Veterans Court Now Available for Vets Charged with Federal Crimes in Montana
HELENA – Chief U.S. District Court Judge Dana L. Christensen, Chief Montana District Court Judge Gregory G. Pinski and U.S. Attorney Mike Cotter, are pleased to announce that qualifying veterans charged with federal crimes are now eligible to participate in Veterans Court, an alternative to prison. The announcement results from a collaborative agreement that allows qualified veterans in the federal system to enroll in the Montana Eighth Judicial District Veterans Court, which has been operational since 2013 for veterans accused of state and local crimes.
"Judge Greg Pinski of the Eighth Judicial District has created a model Veterans Court,” said Chief U.S. District Court Judge Dana L. Christensen. “The Montana District Federal Court welcomes the opportunity to be a partner in this effort, and to be able to provide this option to veterans who have been charged with federal crimes."
“Too many veterans are winding up in the criminal justice system suffering from mental illness, cognitive impairment and substance abuse. They cannot cope with the invisible wounds of war on their own, and the Veterans Court gives them an opportunity for treatment and restoration,” said Chief Montana District Court Judge Pinski. “The collaborative approach between the Montana federal and state courts to treating veteran offenders is unique and it will greatly expand treatment opportunities for Montana’s justice-involved veterans.”
In 2014, the United States Department of Justice awarded the Veterans Court nearly $300,000 to build and expand the program. The Veterans Court reduces crime, enhances public safety, saves taxpayer costs, and enriches lives by facilitating sobriety, treating mental health conditions, improving social relationships, and promoting lifelong stability for veteran offenders in the community. The program is a joint effort between the courts, community treatment providers, the U.S. Department of Veterans Affairs, and volunteer mentors.
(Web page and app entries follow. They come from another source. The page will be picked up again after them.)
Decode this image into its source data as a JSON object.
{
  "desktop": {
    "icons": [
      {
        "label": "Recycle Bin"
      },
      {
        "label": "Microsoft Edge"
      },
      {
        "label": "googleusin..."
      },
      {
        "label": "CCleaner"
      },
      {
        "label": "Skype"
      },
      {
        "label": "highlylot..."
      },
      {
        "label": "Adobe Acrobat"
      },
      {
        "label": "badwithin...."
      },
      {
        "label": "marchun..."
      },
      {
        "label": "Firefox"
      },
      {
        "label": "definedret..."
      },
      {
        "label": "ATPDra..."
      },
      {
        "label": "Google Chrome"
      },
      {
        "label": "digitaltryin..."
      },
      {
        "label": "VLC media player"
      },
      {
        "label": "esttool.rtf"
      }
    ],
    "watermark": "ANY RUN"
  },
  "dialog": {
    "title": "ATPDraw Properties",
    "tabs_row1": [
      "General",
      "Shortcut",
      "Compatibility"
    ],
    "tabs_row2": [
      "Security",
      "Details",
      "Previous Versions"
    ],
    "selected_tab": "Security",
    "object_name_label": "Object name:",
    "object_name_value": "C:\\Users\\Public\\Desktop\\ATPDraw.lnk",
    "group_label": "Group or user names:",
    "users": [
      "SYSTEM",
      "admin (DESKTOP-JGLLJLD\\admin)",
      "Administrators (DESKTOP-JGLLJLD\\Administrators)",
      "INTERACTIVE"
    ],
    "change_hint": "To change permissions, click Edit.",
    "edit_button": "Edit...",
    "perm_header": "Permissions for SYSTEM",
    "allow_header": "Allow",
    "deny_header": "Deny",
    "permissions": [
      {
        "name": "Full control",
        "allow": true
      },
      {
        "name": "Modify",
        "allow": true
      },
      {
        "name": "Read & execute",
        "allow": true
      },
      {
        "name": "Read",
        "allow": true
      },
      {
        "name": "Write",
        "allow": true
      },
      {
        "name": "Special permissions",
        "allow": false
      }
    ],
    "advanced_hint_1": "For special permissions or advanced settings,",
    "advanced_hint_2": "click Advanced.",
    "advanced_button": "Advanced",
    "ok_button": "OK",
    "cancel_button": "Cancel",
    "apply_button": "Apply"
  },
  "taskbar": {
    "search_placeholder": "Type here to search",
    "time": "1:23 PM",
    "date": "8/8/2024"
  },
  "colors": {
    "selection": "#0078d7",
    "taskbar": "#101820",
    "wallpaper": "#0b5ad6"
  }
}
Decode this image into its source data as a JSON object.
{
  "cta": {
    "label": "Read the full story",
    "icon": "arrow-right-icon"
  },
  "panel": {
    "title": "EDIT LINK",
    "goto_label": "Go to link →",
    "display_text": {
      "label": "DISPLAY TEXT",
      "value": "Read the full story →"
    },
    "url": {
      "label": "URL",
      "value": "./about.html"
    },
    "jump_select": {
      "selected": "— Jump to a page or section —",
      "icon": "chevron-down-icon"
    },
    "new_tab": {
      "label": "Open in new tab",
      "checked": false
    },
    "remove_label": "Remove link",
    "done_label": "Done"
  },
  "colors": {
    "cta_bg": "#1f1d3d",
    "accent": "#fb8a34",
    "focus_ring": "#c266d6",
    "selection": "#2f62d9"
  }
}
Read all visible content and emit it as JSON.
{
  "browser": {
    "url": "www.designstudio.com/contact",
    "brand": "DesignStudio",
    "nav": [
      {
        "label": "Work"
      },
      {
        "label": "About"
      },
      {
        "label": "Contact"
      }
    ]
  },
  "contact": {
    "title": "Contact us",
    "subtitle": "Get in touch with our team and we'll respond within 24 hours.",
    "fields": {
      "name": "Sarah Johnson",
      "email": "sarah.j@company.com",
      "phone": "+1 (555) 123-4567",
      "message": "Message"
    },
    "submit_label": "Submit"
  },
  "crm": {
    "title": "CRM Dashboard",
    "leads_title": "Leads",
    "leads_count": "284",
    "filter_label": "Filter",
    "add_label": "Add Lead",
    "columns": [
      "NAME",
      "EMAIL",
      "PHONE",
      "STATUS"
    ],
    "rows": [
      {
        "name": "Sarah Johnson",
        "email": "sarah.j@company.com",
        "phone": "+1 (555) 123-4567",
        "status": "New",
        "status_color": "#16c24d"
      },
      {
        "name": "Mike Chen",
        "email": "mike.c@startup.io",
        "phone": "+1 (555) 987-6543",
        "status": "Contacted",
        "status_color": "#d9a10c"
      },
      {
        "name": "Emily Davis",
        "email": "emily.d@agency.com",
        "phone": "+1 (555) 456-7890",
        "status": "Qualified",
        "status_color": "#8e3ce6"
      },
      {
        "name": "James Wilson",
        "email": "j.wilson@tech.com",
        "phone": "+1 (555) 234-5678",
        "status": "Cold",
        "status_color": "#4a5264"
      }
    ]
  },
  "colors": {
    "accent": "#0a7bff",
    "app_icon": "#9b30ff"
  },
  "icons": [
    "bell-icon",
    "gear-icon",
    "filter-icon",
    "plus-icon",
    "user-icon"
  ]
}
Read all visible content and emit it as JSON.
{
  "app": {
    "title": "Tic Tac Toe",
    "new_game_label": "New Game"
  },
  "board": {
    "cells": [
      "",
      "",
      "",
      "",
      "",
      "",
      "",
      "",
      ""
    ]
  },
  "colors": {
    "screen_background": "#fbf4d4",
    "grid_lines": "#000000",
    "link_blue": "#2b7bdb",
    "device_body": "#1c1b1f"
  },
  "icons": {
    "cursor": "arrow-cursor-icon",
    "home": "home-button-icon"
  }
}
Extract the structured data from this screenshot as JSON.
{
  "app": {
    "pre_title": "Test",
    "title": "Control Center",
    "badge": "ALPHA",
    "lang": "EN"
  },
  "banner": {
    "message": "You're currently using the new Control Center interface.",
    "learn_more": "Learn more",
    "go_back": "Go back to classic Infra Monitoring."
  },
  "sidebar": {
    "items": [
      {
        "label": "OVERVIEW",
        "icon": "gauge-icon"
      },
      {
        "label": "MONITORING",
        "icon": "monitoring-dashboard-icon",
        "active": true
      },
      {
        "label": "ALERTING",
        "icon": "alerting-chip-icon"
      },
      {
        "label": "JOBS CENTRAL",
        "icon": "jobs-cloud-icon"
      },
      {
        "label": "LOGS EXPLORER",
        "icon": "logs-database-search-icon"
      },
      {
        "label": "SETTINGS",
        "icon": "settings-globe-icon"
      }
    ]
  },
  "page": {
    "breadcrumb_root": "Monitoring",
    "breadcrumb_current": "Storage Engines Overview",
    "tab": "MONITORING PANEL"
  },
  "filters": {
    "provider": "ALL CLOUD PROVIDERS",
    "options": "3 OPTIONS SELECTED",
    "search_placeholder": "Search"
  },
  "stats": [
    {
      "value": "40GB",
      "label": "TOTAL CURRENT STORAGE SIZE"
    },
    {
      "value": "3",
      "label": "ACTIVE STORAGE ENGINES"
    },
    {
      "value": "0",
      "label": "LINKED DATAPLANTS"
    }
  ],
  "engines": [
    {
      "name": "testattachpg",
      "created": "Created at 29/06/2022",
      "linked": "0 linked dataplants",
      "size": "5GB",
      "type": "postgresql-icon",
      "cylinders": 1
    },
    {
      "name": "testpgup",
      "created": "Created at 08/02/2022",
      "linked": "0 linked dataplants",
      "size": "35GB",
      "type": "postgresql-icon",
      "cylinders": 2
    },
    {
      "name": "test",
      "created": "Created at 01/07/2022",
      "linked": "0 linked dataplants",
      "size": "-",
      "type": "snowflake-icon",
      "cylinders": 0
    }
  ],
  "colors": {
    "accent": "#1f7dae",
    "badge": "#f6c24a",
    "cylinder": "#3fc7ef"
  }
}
“Veterans are returning to Montana every day,” said Montana U.S. Attorney Mike Cotter. “We look forward to utilizing Veterans Court in federal cases so that qualifying veterans can get structured treatment and return to their lives and families in Montana.”
Veterans Court requires enrollees to engage in intensive multi-stage professional counseling and treatment for issues involving substance abuse, mental health, disability, finances, and other difficulties, including those related to their military service. They must also abide by strict conditions, follow rigorous treatment plans, and attend scheduled hearings before a judge. Veterans accused of federal crimes will now have the same opportunity to enroll in the program as part of their federal cases if they meet certain criteria and have not already been convicted of violent or sexual offenses.
In 2004, the Bureau of Justice Statistics released a report stating that approximately ten percent of state prison inmates had prior military service. The Bureau also estimated that 140,000 veterans were in state and federal prison. According to a Congressional Budget Report and the Rand Corporation, one veteran in five of the Iraq and Afghanistan wars is diagnosed with Posttraumatic Stress Disorder (PTSD) and nearly twenty percent report experiencing a traumatic brain injury during deployment. An estimated thirty percent of Vietnam veterans have PTSD.
A Department of Veterans Affairs study determined that from 1999 through 2010, between 18 and 22 veterans commit suicide each day in the United States. “The suicide rate alone is justification to help justice-involved veterans,” Pinski emphasized.